* Exercise description *
Tally the lines below that contain the word "Rangkaian", and give only that number.

Source material START

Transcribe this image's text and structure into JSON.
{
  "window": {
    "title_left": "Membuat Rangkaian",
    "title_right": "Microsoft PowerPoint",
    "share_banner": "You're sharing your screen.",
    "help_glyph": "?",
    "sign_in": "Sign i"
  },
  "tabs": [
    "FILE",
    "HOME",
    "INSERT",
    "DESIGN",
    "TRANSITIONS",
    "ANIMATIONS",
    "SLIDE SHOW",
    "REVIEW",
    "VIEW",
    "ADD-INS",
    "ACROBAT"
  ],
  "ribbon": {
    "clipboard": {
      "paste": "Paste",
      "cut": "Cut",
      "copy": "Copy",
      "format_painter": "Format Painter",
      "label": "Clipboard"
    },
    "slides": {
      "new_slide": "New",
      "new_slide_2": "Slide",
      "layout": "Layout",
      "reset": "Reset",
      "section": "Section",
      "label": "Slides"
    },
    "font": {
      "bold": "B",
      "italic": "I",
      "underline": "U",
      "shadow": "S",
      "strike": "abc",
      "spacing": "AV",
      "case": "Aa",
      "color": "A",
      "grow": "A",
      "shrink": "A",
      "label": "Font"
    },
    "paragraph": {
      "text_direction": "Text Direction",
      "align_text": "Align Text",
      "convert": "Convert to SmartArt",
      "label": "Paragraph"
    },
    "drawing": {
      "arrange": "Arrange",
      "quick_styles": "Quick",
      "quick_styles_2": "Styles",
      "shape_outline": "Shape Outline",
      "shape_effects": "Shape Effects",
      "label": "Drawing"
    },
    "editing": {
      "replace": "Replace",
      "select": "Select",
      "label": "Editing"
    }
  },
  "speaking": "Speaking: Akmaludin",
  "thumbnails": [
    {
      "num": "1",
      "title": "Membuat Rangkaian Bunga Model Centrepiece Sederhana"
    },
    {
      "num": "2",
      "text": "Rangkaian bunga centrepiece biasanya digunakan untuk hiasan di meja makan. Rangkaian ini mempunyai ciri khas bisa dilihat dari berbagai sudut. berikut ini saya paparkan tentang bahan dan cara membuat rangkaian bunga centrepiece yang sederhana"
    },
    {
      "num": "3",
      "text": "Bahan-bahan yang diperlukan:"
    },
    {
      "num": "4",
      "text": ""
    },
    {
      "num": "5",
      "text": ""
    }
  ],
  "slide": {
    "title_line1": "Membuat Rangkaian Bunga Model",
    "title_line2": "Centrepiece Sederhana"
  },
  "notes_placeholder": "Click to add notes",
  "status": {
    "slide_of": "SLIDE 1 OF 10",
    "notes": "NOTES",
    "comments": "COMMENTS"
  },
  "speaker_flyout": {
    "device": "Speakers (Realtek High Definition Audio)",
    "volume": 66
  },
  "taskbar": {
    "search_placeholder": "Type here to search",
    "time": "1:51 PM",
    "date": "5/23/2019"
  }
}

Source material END

* Solution to the problem *
4